**YOUR TASK**:
Return all the lines below in which the string "Altri" appears.

┄┄┄┄┄┄┄┄┄┄

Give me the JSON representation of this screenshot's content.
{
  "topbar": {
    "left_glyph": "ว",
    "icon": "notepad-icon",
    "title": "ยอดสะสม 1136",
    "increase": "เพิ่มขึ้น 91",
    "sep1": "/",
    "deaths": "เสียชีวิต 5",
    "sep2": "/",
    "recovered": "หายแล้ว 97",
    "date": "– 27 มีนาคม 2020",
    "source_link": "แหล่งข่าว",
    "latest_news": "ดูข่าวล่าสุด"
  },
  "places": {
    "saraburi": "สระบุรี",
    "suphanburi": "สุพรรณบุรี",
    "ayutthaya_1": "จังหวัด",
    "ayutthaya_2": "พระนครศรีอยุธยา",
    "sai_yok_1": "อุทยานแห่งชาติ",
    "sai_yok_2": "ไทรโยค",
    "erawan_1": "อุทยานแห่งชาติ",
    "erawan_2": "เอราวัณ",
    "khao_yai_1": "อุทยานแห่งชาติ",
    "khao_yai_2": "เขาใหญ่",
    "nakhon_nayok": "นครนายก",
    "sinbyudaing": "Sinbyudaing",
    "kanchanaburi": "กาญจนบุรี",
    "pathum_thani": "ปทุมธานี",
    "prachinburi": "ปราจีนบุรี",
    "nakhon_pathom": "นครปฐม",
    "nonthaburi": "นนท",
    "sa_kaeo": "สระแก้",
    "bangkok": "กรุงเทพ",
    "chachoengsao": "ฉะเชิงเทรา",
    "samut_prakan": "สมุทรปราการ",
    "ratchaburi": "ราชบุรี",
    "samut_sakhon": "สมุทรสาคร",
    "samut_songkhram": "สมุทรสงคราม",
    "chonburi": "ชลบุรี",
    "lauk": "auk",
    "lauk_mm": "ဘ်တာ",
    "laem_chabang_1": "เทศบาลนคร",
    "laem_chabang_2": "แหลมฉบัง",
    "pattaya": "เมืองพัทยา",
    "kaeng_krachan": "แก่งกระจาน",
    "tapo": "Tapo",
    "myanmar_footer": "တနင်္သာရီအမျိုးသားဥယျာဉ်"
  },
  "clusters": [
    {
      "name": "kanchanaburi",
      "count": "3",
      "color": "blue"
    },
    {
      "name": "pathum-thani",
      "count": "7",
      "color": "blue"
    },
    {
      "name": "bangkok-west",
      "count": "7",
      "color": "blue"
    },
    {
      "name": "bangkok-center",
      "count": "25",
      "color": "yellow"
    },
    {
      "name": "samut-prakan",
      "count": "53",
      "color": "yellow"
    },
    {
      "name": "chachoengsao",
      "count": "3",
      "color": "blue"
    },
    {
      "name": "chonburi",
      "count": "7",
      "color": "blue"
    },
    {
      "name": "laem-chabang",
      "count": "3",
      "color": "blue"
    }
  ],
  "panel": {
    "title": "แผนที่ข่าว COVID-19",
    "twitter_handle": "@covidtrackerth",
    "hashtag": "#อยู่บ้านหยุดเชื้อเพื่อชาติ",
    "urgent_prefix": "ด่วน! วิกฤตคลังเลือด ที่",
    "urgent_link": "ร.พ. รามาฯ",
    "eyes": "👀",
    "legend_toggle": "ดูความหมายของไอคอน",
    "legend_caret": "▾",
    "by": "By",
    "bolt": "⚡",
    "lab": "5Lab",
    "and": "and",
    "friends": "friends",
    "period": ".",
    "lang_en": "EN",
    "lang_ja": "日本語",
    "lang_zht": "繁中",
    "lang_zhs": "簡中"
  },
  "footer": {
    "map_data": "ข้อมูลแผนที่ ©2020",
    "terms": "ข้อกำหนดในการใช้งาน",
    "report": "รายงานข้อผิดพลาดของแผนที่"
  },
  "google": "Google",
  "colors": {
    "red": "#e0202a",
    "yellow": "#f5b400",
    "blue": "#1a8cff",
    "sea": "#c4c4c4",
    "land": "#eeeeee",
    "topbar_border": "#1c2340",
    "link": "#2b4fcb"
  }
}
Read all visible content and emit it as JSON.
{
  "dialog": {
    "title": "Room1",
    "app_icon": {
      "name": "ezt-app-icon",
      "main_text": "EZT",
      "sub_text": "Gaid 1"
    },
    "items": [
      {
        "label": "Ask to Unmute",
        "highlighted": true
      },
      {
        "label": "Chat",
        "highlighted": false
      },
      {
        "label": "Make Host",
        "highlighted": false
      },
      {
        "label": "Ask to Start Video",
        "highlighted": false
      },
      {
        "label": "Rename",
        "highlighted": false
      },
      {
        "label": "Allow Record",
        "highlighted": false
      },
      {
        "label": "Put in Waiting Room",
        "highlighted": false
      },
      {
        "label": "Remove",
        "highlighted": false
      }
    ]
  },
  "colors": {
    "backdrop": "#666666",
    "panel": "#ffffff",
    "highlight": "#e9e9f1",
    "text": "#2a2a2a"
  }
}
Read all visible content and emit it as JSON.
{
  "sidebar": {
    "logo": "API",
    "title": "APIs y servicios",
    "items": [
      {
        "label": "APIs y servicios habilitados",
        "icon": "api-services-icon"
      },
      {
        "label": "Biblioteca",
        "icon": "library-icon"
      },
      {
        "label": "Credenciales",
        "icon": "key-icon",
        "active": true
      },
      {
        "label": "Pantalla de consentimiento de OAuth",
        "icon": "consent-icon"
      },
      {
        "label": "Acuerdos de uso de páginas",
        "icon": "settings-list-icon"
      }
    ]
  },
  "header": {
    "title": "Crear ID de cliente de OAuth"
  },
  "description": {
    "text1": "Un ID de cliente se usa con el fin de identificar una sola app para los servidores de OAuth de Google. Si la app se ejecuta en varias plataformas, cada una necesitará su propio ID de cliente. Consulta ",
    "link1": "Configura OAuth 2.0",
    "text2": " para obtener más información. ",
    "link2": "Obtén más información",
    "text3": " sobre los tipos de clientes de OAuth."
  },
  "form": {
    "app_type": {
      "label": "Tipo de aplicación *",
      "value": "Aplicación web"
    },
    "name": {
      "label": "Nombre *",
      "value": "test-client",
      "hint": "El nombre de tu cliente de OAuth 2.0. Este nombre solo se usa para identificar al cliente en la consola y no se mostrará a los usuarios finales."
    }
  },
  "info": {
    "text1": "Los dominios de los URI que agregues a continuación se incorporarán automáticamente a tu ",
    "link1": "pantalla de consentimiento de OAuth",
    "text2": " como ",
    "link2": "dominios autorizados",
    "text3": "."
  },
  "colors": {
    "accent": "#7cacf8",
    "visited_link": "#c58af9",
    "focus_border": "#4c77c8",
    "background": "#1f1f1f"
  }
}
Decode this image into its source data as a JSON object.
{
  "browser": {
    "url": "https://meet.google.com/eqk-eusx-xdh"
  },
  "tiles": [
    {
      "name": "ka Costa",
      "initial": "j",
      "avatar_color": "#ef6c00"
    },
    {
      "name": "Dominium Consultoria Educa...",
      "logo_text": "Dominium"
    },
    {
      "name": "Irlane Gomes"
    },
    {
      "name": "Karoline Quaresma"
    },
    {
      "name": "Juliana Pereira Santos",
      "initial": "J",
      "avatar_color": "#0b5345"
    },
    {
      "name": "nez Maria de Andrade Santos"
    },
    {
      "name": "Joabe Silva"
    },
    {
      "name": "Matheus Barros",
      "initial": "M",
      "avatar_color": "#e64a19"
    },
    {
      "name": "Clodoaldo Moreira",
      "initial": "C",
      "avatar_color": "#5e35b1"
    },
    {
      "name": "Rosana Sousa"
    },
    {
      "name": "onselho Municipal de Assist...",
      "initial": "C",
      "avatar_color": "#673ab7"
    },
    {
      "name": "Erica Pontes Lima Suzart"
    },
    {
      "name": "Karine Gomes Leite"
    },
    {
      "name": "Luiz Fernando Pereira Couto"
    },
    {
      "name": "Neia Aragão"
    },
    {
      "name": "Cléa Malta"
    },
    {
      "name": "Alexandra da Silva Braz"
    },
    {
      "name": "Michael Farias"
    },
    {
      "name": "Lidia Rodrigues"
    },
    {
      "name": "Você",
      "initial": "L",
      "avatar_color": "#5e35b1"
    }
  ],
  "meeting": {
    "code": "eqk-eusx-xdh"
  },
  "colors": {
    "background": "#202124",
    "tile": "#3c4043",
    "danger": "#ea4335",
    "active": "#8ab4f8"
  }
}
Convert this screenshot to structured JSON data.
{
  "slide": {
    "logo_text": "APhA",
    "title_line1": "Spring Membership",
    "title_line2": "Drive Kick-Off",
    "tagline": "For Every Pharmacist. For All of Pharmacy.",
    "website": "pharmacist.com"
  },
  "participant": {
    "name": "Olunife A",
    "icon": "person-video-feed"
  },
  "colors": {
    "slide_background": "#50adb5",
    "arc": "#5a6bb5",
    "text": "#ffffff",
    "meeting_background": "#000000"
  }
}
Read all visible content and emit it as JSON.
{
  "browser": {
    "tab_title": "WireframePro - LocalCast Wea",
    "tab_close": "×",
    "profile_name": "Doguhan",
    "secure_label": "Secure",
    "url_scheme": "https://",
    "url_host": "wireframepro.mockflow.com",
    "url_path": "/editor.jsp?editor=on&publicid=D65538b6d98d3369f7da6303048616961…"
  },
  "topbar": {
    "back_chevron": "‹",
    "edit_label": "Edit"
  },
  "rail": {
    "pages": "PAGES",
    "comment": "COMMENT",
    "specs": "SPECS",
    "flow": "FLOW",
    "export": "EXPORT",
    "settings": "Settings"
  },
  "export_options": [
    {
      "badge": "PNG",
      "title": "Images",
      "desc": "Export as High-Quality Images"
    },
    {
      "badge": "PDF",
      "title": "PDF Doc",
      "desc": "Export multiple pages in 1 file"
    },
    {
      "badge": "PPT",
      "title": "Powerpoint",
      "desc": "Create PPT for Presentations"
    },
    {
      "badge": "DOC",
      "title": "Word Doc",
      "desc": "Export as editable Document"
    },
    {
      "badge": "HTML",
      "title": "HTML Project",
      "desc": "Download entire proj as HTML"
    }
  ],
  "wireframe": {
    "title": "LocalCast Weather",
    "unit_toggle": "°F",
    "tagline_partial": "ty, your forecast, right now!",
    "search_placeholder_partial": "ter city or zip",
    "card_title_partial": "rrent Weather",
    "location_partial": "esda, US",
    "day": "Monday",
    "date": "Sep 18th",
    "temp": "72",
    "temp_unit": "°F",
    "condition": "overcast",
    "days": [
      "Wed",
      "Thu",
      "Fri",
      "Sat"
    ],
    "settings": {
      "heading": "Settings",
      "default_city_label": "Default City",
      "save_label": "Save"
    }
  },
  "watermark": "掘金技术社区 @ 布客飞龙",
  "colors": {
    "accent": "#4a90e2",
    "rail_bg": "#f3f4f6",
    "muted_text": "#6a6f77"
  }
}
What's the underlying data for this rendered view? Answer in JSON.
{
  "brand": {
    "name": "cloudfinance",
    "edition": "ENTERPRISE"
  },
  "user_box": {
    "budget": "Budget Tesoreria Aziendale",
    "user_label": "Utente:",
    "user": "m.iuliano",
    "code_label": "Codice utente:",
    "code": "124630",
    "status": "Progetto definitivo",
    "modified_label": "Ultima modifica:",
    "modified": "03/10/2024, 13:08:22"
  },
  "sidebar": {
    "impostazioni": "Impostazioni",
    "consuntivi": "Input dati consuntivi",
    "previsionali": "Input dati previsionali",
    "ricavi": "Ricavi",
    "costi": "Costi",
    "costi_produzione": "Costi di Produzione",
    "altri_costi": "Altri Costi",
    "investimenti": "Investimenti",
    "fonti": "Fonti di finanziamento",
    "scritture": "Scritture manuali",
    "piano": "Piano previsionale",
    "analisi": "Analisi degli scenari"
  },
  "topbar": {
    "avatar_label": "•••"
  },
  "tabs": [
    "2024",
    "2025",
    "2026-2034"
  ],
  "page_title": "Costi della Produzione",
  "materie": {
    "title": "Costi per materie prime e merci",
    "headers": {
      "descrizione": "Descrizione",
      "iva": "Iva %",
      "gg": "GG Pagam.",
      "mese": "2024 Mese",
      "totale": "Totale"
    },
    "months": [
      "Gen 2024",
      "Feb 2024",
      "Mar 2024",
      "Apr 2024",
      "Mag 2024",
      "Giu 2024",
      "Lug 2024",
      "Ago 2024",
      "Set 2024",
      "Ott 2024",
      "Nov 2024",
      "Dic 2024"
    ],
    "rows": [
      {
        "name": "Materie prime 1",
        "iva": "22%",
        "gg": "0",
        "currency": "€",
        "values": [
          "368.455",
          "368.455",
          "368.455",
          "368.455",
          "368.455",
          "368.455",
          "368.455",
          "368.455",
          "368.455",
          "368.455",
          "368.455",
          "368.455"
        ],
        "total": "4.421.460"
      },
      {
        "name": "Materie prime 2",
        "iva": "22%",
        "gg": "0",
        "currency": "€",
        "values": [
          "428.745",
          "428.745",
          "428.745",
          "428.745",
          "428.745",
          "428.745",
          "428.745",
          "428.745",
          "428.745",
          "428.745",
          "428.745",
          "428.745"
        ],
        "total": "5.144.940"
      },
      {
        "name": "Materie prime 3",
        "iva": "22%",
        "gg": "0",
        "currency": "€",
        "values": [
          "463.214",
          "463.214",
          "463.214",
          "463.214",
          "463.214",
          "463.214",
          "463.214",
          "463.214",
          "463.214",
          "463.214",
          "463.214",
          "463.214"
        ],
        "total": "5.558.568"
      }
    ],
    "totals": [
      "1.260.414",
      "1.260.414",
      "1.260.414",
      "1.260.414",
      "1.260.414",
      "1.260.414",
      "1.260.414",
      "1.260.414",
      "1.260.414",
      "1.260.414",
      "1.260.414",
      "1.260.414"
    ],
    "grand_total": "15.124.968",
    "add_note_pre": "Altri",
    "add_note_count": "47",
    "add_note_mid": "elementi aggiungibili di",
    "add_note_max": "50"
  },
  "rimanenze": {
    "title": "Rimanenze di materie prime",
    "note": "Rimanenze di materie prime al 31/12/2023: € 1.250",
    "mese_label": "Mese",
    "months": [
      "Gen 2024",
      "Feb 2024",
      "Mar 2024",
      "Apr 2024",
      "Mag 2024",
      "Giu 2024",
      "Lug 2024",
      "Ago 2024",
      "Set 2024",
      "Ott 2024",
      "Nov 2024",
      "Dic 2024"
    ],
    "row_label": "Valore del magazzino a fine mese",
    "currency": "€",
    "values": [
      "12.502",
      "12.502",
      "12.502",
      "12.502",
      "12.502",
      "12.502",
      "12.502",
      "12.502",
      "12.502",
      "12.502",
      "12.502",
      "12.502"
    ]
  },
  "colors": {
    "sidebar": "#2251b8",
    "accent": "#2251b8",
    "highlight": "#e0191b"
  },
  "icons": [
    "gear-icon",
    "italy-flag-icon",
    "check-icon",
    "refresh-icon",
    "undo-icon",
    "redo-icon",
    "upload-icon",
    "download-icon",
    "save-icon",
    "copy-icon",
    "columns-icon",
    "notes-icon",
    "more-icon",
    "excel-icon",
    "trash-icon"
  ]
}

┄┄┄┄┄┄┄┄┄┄

**OUTPUT**:
    "altri_costi": "Altri Costi",
    "add_note_pre": "Altri",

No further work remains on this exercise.